November 11 2019

I’m now beginning day two of adjusting to no social media.  I notice I’m not as easily stressed even after two days.  It helps that I’m not wasting time waiting for friends to respond to my posts.  It’s also good that I no longer see every little post in my former groups that don’t pertain to me or the subjects I care about.  I just got tired of stressing over people I will never meet in person.  Even the college friends I have, I haven’t talked to many of them in person since graduation.  Sure what they are up to is interesting, but I don’t need a moment to moment play by play of their daily lives.  I can easily catch up with them via email maybe a few times a year.  Just because I may not talk to you on a daily basis doesn’t mean I am upset with you.

And in the make believe reality that is fostered by the abuse of social media, that realization can be easily lost.  Most people aren’t going to respond to me within a few minutes simply because they are at work or taking care of their children, etc.  I lost sight of that for awhile when I was spending a few hours a day checking social media.

Since I cut my social media accounts I found I am doing far more writing and watching movies.  I also don’t play as many computer games.  I must have spent four hours just writing down my random thoughts yesterday.  It is far easier to express myself in emails, blogs, journal entries, etc. than I can on facebook and twitter posts.  Besides, it isn’t like my facebook accounts were generating that much more traffic.

At this point in my life I don’t care if I make money off the blog, at least as long as I have my disability pension and can make rent every month.  In almost fifteen years as a renter I haven’t missed a rent payment yet.  I’m not going hungry, even if some days I’m living off hot dogs, ramen noodles, and canned vegetables.  I don’t write for fame and fortune.  I write for a record to be out there somewhere in cyber space.  I suppose it’s like putting a message in a bottle, tossing it into the ocean, and hoping someone finds it someday.  Or maybe like the Voyager probes that will drift through space for ages, silently waiting to be discovered.  It is kind of like my way of saying to the cosmos “I existed for a short while in an average small town with a mental illness.”  That probably is going to be my legacy, if I am going to have one.  I don’t have children and probably never will.  I will probably be forgotten by my own family in a few generations, by my friends and classmates families far sooner.  Yet this blog, this proverbial message in a bottle that is digital driftwood floating through cyber space, who knows how long it will go on.  Maybe in a few generations there will be a cure for mental illness.  Sheesh, in a few generations life today may be completely unrecognizable to the citizens of that time and age.  They may look upon mental illness with as much shock and horror as people today look upon Bubonic Plague, smallpox, and cholera.  Some people live on through their offspring.  Others live on through their work.  A select few are such movers and shakers their deeds and names live on throughout history.  Me, well, if I am to live on after I die, it will be in the words I write in a small blog.

Leave a Reply

Fill in your details below or click an icon to log in:

WordPress.com Logo

You are commenting using your WordPress.com account.
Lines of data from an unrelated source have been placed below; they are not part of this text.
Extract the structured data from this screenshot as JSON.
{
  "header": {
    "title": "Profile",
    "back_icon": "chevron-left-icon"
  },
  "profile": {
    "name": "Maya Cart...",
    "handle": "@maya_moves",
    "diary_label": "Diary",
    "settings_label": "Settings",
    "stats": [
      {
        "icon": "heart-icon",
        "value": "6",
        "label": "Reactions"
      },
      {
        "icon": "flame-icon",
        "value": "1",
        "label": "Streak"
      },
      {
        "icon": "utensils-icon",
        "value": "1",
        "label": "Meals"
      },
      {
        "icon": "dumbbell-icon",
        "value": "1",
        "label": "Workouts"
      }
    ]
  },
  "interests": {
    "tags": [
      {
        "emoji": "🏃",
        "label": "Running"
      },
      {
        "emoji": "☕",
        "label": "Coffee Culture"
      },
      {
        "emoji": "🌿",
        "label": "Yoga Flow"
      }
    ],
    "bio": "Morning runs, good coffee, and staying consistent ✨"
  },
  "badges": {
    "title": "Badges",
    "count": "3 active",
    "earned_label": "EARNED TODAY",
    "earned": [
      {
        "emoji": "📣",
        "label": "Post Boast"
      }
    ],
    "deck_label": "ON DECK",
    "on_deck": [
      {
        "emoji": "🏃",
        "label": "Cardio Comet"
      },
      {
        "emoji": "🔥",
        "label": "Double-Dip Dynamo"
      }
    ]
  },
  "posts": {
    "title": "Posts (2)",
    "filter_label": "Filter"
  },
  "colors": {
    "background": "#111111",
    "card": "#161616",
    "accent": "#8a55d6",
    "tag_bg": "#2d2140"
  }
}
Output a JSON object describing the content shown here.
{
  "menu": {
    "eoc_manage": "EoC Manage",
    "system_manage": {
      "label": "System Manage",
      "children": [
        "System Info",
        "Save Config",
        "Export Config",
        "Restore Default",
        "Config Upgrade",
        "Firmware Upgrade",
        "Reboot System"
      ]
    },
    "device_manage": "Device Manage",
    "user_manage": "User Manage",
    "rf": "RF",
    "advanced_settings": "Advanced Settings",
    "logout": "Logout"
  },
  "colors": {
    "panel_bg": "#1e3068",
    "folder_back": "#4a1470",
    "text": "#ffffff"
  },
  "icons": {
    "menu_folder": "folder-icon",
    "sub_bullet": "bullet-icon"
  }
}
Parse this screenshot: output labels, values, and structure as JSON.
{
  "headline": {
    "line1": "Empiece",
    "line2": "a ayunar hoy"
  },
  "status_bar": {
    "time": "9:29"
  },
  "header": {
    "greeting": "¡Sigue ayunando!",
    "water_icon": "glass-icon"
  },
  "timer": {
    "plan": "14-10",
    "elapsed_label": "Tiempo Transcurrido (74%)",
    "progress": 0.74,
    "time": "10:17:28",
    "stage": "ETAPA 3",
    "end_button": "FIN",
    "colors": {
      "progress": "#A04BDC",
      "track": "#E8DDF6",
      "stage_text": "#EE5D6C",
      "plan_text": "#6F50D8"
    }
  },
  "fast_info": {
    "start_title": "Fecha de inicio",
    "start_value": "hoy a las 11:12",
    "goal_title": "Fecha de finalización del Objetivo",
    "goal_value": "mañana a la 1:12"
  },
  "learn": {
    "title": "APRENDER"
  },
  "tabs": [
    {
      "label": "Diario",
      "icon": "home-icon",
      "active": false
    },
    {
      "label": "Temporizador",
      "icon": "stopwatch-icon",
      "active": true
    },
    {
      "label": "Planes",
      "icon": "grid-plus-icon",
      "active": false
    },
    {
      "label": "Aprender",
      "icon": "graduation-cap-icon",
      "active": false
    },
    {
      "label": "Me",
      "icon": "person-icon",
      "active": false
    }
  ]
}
Log Out /  Change )

Google photo

You are commenting using your Google account. Log Out /  Change )

Twitter picture

You are commenting using your Twitter account. Log Out /  Change )

Facebook photo

You are commenting using your Facebook account. Log Out /  Change )

Connecting to %s